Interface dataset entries
-- Opening Marker --
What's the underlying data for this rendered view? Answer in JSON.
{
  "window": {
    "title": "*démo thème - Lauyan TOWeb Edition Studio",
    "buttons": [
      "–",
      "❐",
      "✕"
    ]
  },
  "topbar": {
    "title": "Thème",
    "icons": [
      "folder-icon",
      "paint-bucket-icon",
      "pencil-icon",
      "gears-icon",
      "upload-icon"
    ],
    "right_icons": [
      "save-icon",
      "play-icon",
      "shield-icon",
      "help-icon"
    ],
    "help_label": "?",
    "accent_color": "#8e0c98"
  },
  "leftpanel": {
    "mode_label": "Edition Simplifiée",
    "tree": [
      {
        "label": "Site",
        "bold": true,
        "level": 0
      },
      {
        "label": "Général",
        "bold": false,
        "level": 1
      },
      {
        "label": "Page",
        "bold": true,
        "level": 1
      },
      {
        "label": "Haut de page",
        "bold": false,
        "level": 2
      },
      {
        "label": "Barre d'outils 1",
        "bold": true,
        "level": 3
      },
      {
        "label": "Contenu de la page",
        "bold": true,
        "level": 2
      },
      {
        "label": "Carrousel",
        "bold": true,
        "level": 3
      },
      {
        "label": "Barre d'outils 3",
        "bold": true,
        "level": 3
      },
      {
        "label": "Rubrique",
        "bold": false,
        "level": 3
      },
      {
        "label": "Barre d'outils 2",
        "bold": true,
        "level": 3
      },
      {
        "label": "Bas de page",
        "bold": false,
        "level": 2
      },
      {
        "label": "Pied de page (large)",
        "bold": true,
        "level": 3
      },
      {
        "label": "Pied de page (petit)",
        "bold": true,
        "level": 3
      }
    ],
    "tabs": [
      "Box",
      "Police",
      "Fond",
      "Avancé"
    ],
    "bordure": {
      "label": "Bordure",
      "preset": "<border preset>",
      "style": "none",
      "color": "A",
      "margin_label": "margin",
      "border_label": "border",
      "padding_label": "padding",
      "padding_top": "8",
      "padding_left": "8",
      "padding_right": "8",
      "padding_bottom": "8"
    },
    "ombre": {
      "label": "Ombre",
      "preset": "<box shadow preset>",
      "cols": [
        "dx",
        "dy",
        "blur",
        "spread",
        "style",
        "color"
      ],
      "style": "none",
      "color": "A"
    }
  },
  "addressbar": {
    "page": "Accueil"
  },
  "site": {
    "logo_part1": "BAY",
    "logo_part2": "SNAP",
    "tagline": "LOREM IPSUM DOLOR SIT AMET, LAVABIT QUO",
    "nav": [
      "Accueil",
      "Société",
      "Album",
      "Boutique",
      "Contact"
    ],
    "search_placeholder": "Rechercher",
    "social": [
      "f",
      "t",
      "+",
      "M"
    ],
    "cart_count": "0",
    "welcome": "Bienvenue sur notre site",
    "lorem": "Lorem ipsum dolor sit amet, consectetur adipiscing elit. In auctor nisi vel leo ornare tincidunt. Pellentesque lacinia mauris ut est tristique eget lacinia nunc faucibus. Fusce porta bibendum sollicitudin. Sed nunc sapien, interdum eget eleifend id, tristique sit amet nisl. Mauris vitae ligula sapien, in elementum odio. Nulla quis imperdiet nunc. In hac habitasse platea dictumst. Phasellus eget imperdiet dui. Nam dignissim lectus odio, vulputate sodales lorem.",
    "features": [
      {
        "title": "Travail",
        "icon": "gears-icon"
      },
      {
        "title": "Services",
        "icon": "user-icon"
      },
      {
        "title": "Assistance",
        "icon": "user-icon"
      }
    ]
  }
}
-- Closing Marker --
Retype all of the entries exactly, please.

What's the underlying data for this rendered view? Answer in JSON.
{
  "window": {
    "title": "*démo thème - Lauyan TOWeb Edition Studio",
    "buttons": [
      "–",
      "❐",
      "✕"
    ]
  },
  "topbar": {
    "title": "Thème",
    "icons": [
      "folder-icon",
      "paint-bucket-icon",
      "pencil-icon",
      "gears-icon",
      "upload-icon"
    ],
    "right_icons": [
      "save-icon",
      "play-icon",
      "shield-icon",
      "help-icon"
    ],
    "help_label": "?",
    "accent_color": "#8e0c98"
  },
  "leftpanel": {
    "mode_label": "Edition Simplifiée",
    "tree": [
      {
        "label": "Site",
        "bold": true,
        "level": 0
      },
      {
        "label": "Général",
        "bold": false,
        "level": 1
      },
      {
        "label": "Page",
        "bold": true,
        "level": 1
      },
      {
        "label": "Haut de page",
        "bold": false,
        "level": 2
      },
      {
        "label": "Barre d'outils 1",
        "bold": true,
        "level": 3
      },
      {
        "label": "Contenu de la page",
        "bold": true,
        "level": 2
      },
      {
        "label": "Carrousel",
        "bold": true,
        "level": 3
      },
      {
        "label": "Barre d'outils 3",
        "bold": true,
        "level": 3
      },
      {
        "label": "Rubrique",
        "bold": false,
        "level": 3
      },
      {
        "label": "Barre d'outils 2",
        "bold": true,
        "level": 3
      },
      {
        "label": "Bas de page",
        "bold": false,
        "level": 2
      },
      {
        "label": "Pied de page (large)",
        "bold": true,
        "level": 3
      },
      {
        "label": "Pied de page (petit)",
        "bold": true,
        "level": 3
      }
    ],
    "tabs": [
      "Box",
      "Police",
      "Fond",
      "Avancé"
    ],
    "bordure": {
      "label": "Bordure",
      "preset": "<border preset>",
      "style": "none",
      "color": "A",
      "margin_label": "margin",
      "border_label": "border",
      "padding_label": "padding",
      "padding_top": "8",
      "padding_left": "8",
      "padding_right": "8",
      "padding_bottom": "8"
    },
    "ombre": {
      "label": "Ombre",
      "preset": "<box shadow preset>",
      "cols": [
        "dx",
        "dy",
        "blur",
        "spread",
        "style",
        "color"
      ],
      "style": "none",
      "color": "A"
    }
  },
  "addressbar": {
    "page": "Accueil"
  },
  "site": {
    "logo_part1": "BAY",
    "logo_part2": "SNAP",
    "tagline": "LOREM IPSUM DOLOR SIT AMET, LAVABIT QUO",
    "nav": [
      "Accueil",
      "Société",
      "Album",
      "Boutique",
      "Contact"
    ],
    "search_placeholder": "Rechercher",
    "social": [
      "f",
      "t",
      "+",
      "M"
    ],
    "cart_count": "0",
    "welcome": "Bienvenue sur notre site",
    "lorem": "Lorem ipsum dolor sit amet, consectetur adipiscing elit. In auctor nisi vel leo ornare tincidunt. Pellentesque lacinia mauris ut est tristique eget lacinia nunc faucibus. Fusce porta bibendum sollicitudin. Sed nunc sapien, interdum eget eleifend id, tristique sit amet nisl. Mauris vitae ligula sapien, in elementum odio. Nulla quis imperdiet nunc. In hac habitasse platea dictumst. Phasellus eget imperdiet dui. Nam dignissim lectus odio, vulputate sodales lorem.",
    "features": [
      {
        "title": "Travail",
        "icon": "gears-icon"
      },
      {
        "title": "Services",
        "icon": "user-icon"
      },
      {
        "title": "Assistance",
        "icon": "user-icon"
      }
    ]
  }
}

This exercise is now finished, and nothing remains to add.